* **MATERIAL FOR THE TASK**:
------------

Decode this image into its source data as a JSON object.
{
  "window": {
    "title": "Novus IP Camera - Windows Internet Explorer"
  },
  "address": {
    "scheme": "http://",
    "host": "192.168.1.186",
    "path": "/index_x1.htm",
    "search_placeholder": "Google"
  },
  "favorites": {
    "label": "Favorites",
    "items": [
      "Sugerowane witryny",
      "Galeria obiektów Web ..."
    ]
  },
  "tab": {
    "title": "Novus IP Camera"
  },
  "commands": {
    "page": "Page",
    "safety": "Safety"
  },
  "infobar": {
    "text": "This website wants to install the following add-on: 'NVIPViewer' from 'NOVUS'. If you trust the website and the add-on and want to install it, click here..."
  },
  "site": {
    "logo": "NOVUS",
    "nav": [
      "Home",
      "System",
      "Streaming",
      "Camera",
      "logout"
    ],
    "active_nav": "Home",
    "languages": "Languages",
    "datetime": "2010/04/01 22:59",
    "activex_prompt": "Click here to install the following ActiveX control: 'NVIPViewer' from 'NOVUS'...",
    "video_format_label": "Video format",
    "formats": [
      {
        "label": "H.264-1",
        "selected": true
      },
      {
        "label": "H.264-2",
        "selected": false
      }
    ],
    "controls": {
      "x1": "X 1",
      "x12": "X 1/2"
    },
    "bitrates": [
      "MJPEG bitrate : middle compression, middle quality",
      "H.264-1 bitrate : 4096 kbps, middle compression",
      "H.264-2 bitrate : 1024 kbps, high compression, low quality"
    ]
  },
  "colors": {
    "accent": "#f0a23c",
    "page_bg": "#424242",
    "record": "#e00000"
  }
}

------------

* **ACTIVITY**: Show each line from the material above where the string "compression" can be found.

* **RESULT OF THE EXERCISE**:
      "MJPEG bitrate : middle compression, middle quality",
      "H.264-1 bitrate : 4096 kbps, middle compression",
      "H.264-2 bitrate : 1024 kbps, high compression, low quality"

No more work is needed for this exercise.